SMB IT Pros Give Themselves an "F" on Prevention, Detection
Forty percent of IT pros at small and medium-sized businesses give their organization a failing grade for having a balanced security stack.
In a survey, Barkly asked IT managers and system admins at SMBs to grade their organizations on the three core aspects of security: prevention, detection and recovery. While responses varied, the majority reflected a need for improvement across the board.
“Managing security in today's rapidly evolving threat environment is a complex task,” said Jonathan Crowe, a researcher at Barkly. “Not only do organizations need to be able to prevent an increasingly volatile variety of attacks, they also need to ensure they have the tools and systems in place to quickly detect and recover from incidents when they do occur. Finding the right balance between these three areas of focus can be difficult, especially when your time and budget is limited.”
In terms of prevention, the obvious goal is to keep malicious software off of systems and avoid unauthorized access—typically using antivirus, firewalls, email filtering, whitelisting, patch management, security awareness training and so on. Out of the three major areas of focus, the majority of respondents placed the highest priority on prevention: If given additional budget, 51% said they would invest in prevention first. However, one third of respondents gave their organizations an F in the category.
“One big contributing factor for that dour outlook might be an over-reliance on outdated technology,” Crowe said. “The majority of the most common prevention solutions—antivirus, firewalls, etc.—attempt to identify and block malware by scanning static files.

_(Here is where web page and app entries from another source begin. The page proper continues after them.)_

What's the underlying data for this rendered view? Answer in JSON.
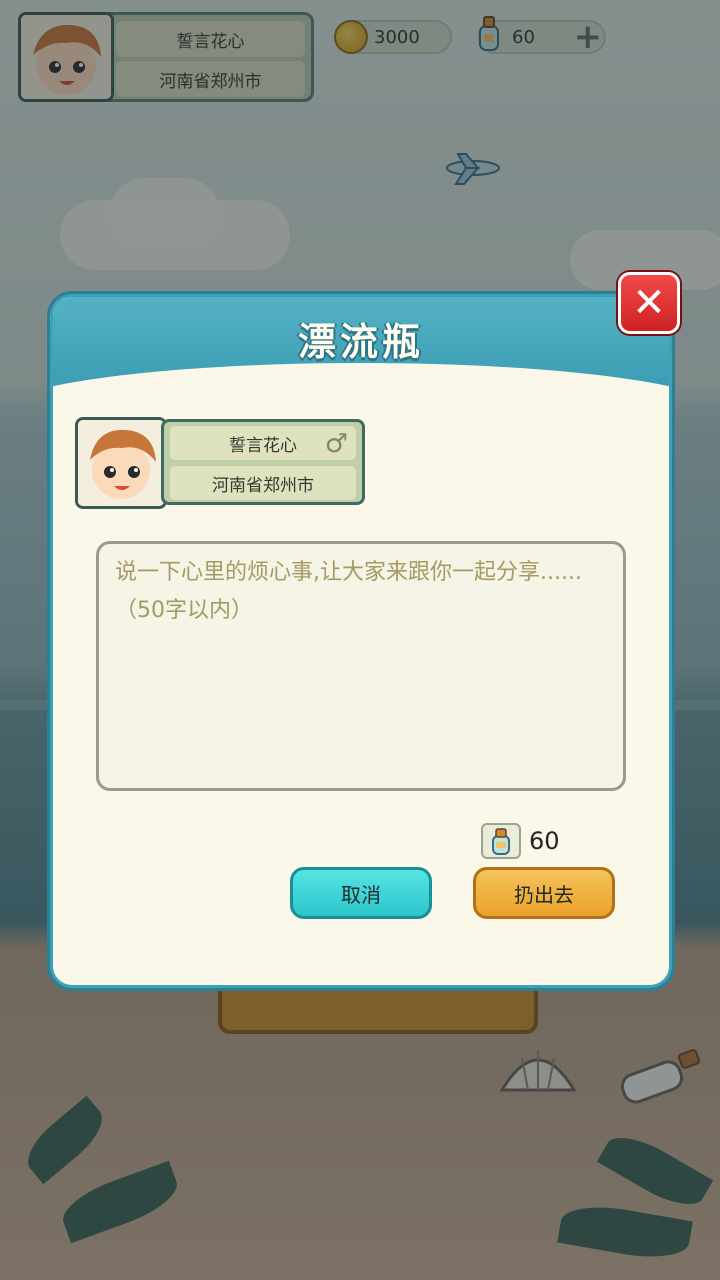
{
  "top_bar": {
    "player_name": "誓言花心",
    "player_location": "河南省郑州市",
    "coins": "3000",
    "bottles": "60"
  },
  "modal": {
    "title": "漂流瓶",
    "user": {
      "name": "誓言花心",
      "gender_symbol": "♂",
      "location": "河南省郑州市"
    },
    "message_placeholder": "说一下心里的烦心事,让大家来跟你一起分享......（50字以内）",
    "bottle_cost": "60",
    "cancel_label": "取消",
    "throw_label": "扔出去"
  },
  "colors": {
    "modal_border": "#3da1b7",
    "cancel_button": "#2bc6cc",
    "throw_button": "#eaa22a",
    "close_button": "#cf2222"
  },
  "icons": {
    "close": "close-icon",
    "coin": "coin-icon",
    "bottle": "bottle-icon",
    "plus": "plus-icon",
    "gender": "male-icon"
  }
}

That's unfortunately a technique that many of today's modern attacks actively bypass, either by making slight alterations to malware code, or by exploiting legitimate tools and software (ex: Microsoft PowerShell) to infect systems without having to deliver a malicious file on disk.”
As a result, organizations are getting infected even if they have traditional prevention software in place.

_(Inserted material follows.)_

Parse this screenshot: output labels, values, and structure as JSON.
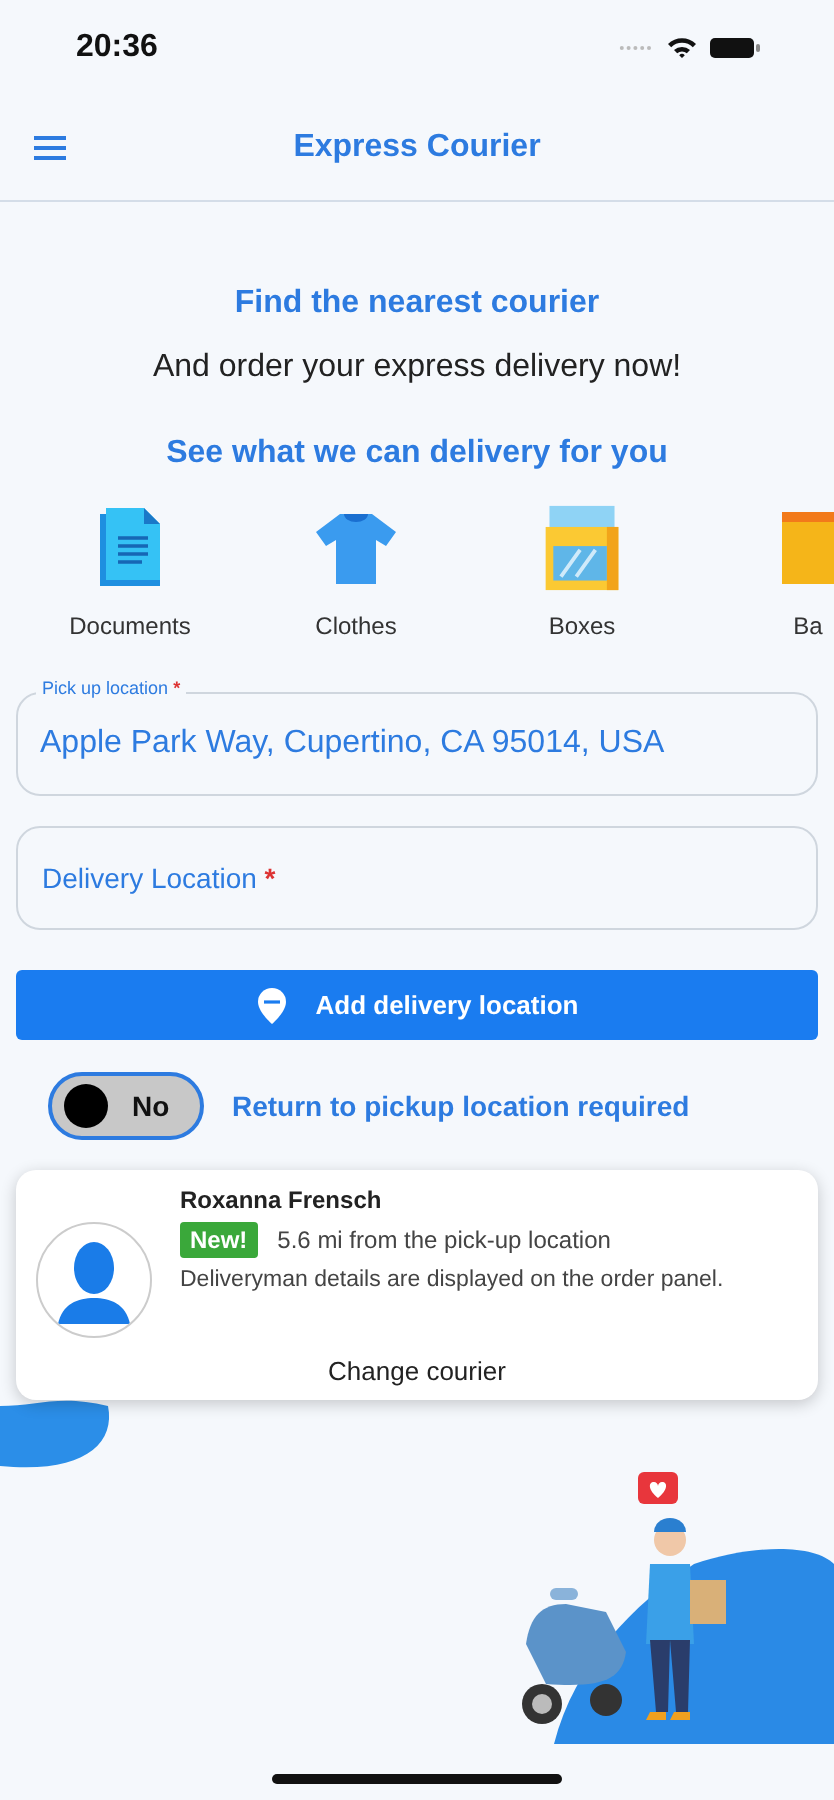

On the detection front, the goal is to become aware of security incidents and suspicious activity as quickly as possible. This came in as the No. 2 most important thing on the to-do list for SMB IT pros, using tools like intrusion detection system (IDS) and network monitoring tools. Slightly more than a quarter of respondents said they would prioritize additional detection tools and resources over additional prevention solutions. Unfortunately, a whopping 43% of survey respondents gave their organizations failing grades for detection.
“Despite the need for more help in this area, respondents still listed prevention as a higher priority for future budget allocation,” Crowe said. “That may be partly attributable to the high barrier to entry for most detection and response solutions, which are typically more complex and often require a prohibitive investment of time, money, staff and resources to manage.”
IT pros also point to the record rise in ransomware as a reason for shifting their focus to prevention from detection. Since ransomware attacks can encrypt files in a matter of minutes or even seconds, detecting and responding to the attack after the fact means it's too late. The damage is already done.
Which brings us to recovery, the third-ranked priority for respondents. The goal here is to make cleaning up and getting back to normal after an attack as quick and painless as possible, using backup, forensics and so on. Interestingly, 83% give their organizations passing grades, and nearly 50% gave themselves an "A"—twice the number of "A"s handed out for prevention and detection.
Prevention, detection, and recovery are all important bases to cover—and until they improve on the prevention and detection fronts, many IT pros believe their security stacks still need work.
"Security products are the treadmills of IT,” said Barkly co-founder and CTO Jack Danahy. “Before you rush into buying another one, ask yourself, how can I revisit our existing tools, identify where our gaps are, and determine how to mitigate the most serious threats to our most vulnerable and valuable resources?”
Source: Information Security Magazine